It’s the run up to Christmas and the streets of London have a busy feel around them. Everywhere you see happy shoppers, excited kids and equally excited grown men dressed up as Santa Claus. Whilst each year a slew of new artists and albums are released, one can’t help but wonder why the same old Christmas pop music plays everywhere year after year, with countless remakes reaching the summit of the UK Top 40 Musical Charts. Certainly the style of music has evolved over the last few decades, with the classically themed 1930’s Christmas tunes giving way to Jazz in the 1950’s, Swing and Big Band in the 1960’s, which led to Rock & Roll, finally culminating in Electronic Techno by the mid to late 80’s. A simple question: what next?
Whilst one cannot criticise shifting tastes and human creativity, I feel somewhat aggrieved that the simple magical stylings, so rich in creativity appear largely absent from the Christmas soundscape as happy shoppers surround me with their shopping bags and festive mood. Whilst new and innovative styles of music, such as Rap, R & B, DubStep and Drum & Bass, make up our yearlong listening, why do they remain largely absent from our Christmas music?
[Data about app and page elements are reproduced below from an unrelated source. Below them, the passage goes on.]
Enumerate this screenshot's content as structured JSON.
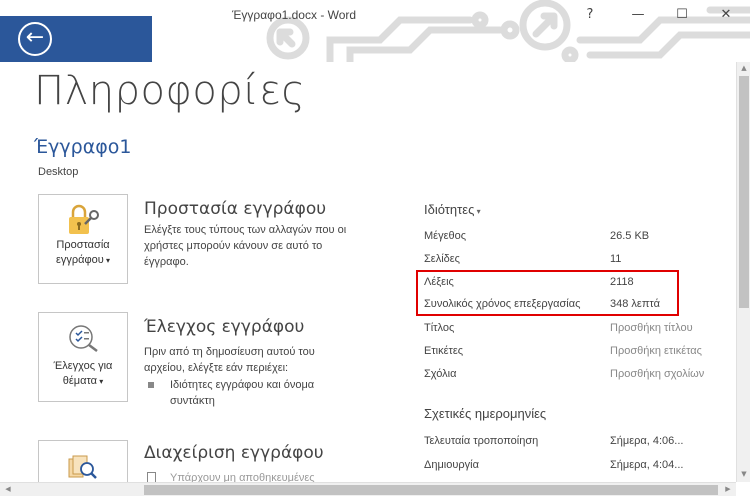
{
  "window": {
    "title": "Έγγραφο1.docx  -  Word",
    "help": "?",
    "minimize": "—",
    "maximize": "☐",
    "close": "✕"
  },
  "back_button": {
    "icon": "back-arrow-icon",
    "glyph": "←"
  },
  "page_title": "Πληροφορίες",
  "document": {
    "name": "Έγγραφο1",
    "location": "Desktop"
  },
  "sections": [
    {
      "button_line1": "Προστασία",
      "button_line2": "εγγράφου",
      "title": "Προστασία εγγράφου",
      "description": "Ελέγξτε τους τύπους των αλλαγών που οι χρήστες μπορούν κάνουν σε αυτό το έγγραφο."
    },
    {
      "button_line1": "Έλεγχος για",
      "button_line2": "θέματα",
      "title": "Έλεγχος εγγράφου",
      "description": "Πριν από τη δημοσίευση αυτού του αρχείου, ελέγξτε εάν περιέχει:",
      "bullet": "Ιδιότητες εγγράφου και όνομα συντάκτη"
    },
    {
      "title": "Διαχείριση εγγράφου",
      "description": "Υπάρχουν μη αποθηκευμένες"
    }
  ],
  "properties": {
    "header": "Ιδιότητες",
    "rows": [
      {
        "key": "Μέγεθος",
        "value": "26.5 KB"
      },
      {
        "key": "Σελίδες",
        "value": "11"
      },
      {
        "key": "Λέξεις",
        "value": "2118"
      },
      {
        "key": "Συνολικός χρόνος επεξεργασίας",
        "value": "348 λεπτά"
      },
      {
        "key": "Τίτλος",
        "value": "Προσθήκη τίτλου"
      },
      {
        "key": "Ετικέτες",
        "value": "Προσθήκη ετικέτας"
      },
      {
        "key": "Σχόλια",
        "value": "Προσθήκη σχολίων"
      }
    ]
  },
  "dates": {
    "header": "Σχετικές ημερομηνίες",
    "rows": [
      {
        "key": "Τελευταία τροποποίηση",
        "value": "Σήμερα, 4:06..."
      },
      {
        "key": "Δημιουργία",
        "value": "Σήμερα, 4:04..."
      }
    ]
  },
  "colors": {
    "accent": "#2b579a",
    "highlight": "#e00000"
  }
}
More pertinently, why have recording artists not been capitalising on this rather glaring omission?
Call me old-fashioned, or perhaps not quite down with the kids, but I was rather excited when in 2003, the Darkness released a brilliant Christmas tune that nearly made the Christmas Number One. I’m certainly not criticising any of the 80’s music either, since those artists did an amazing job back at the time that has stood the test of nearly two decades and still going strong. I am just trying to make a simple point about the perennial lack of new music and innovation around this joyous and festive time. Furthermore, it feels like there is a dilution and loss of the wonderful values and traditions that make Christmas a time for peace, love and togetherness. It’s the good values that create a great society and wonderful people. Whilst the underlying Christian traditions behind Christmas have been largely replaced with our society’s overemphasis on commercialisation, is there a direct correlation between the simple creativity of the seasoned professional musicians and its replacement with ‘X Factor’ like instant gratification of novices craving 15 minutes of fame? Perhaps I love a good simple melody which despite its simplicity, oozes style, warmth and creativity, and can be easily hammered out on a lovely grand piano.
Have you listened to a good Christmas tune lately? What are your favourite Christmas memories or melodies? Please share your views and opinions in the Comments. And from everyone at AMH Piano Tuning have a great Christmas and very best wishes for the Holiday.